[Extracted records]
--------
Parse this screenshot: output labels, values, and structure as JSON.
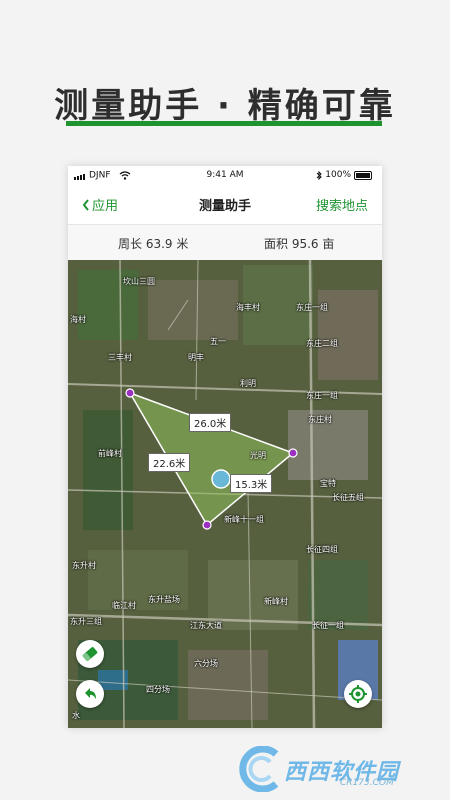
{
  "headline": {
    "title": "测量助手 · 精确可靠"
  },
  "status_bar": {
    "carrier": "DJNF",
    "time": "9:41 AM",
    "battery": "100%"
  },
  "nav": {
    "back_label": "应用",
    "title": "测量助手",
    "action_label": "搜索地点"
  },
  "stats": {
    "perimeter": "周长 63.9 米",
    "area": "面积 95.6 亩"
  },
  "map": {
    "place_labels": [
      "坎山三圆",
      "海丰村",
      "东庄一组",
      "海村",
      "五一",
      "东庄二组",
      "三丰村",
      "明丰",
      "利明",
      "东庄一组",
      "东庄村",
      "前峰村",
      "光明",
      "宝特",
      "长征五组",
      "新峰十一组",
      "长征四组",
      "东升村",
      "东升盐场",
      "新峰村",
      "临江村",
      "东升三组",
      "江东大道",
      "长征一组",
      "六分场",
      "四分场",
      "水"
    ],
    "distance_labels": [
      "26.0米",
      "22.6米",
      "15.3米"
    ],
    "colors": {
      "polygon_fill": "#8fbf5a",
      "polygon_stroke": "#ffffff",
      "vertex": "#9b2fc2",
      "accent": "#1e9430"
    }
  },
  "controls": {
    "eraser_icon": "eraser-icon",
    "undo_icon": "undo-icon",
    "locate_icon": "locate-icon"
  },
  "watermark": {
    "text": "西西软件园",
    "url": "CR173.COM"
  }
}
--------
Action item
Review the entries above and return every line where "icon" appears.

Reply
    "eraser_icon": "eraser-icon",
    "undo_icon": "undo-icon",
    "locate_icon": "locate-icon"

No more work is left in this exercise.